“Well, many's the long night I've dreamed of cheese--toasted, mostly...” ~ Robert Louis Stevenson III
Blue cheeses were originally a product of the environment in which they were ripened. For example, Roquefort cheese was originally a product of the bacterial environment (Penicillium roqueforti) in the Roquefort caves where the cheese was stored. A legend of Roquefort tells of a shepherdess leaving her lunch of cheese curd and rye bread in a cave.

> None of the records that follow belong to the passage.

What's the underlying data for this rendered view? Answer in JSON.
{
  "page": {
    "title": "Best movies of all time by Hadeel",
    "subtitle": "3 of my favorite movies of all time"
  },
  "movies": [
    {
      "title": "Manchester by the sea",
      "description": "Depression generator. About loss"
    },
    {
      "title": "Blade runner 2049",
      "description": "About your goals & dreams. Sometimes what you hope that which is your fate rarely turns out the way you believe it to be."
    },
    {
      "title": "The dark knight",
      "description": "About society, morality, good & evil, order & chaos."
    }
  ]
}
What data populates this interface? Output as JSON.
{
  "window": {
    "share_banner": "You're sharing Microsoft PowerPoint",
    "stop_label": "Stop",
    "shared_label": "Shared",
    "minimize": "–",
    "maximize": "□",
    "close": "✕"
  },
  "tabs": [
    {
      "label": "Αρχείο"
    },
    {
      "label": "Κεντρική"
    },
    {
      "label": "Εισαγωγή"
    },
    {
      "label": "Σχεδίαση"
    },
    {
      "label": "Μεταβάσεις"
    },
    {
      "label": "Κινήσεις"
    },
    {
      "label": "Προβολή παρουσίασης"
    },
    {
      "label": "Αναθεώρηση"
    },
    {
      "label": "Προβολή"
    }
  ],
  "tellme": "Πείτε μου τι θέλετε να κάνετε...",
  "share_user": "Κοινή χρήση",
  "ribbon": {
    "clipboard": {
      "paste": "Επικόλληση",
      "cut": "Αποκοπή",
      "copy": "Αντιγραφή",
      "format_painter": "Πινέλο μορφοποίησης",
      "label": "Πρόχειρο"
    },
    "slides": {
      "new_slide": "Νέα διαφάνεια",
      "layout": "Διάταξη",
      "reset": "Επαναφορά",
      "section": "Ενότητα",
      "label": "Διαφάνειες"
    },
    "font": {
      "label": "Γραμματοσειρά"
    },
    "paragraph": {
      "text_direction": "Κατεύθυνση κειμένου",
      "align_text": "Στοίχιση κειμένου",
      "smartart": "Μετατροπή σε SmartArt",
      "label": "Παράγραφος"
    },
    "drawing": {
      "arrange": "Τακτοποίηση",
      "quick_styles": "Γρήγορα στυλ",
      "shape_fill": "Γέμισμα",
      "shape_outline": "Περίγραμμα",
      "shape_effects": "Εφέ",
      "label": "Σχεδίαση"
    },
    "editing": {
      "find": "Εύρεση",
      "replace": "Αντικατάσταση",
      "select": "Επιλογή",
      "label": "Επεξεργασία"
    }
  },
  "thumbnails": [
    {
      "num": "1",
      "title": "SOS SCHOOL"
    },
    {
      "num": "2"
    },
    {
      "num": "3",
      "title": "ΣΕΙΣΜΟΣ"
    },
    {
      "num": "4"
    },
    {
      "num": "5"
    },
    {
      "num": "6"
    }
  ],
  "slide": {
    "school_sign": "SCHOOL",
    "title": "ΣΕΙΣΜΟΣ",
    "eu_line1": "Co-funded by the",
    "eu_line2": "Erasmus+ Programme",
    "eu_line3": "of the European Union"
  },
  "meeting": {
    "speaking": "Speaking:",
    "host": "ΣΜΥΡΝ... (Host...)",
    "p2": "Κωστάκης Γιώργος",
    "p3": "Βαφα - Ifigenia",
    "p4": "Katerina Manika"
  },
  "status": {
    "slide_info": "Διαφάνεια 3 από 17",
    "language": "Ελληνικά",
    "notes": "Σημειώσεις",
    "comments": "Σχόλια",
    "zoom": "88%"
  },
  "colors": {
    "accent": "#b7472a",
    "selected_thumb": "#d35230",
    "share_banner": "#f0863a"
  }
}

When she returned to find it weeks later, she discovered Roquefort cheese.
The tartan, designed by Carol A.L. Martin, is a perfect textile replica of the colours of blue cheese.
In the European Union, many blue cheeses such as Roquefort, Danablu, Cabrales, Gorgonzola and Blue Stilton carry a protected designation of origin, meaning they can bear the name only if they have been made in a particular region in a certain country.
Some popular blue cheeses of Scottish origin are: Hebridean Blue (Isle of Mull), Biggar Blue, Strathdon Blue, Lanark Blue, Dunsyre Blue, and Blue Murder.
For more about blue cheese, click the cheese.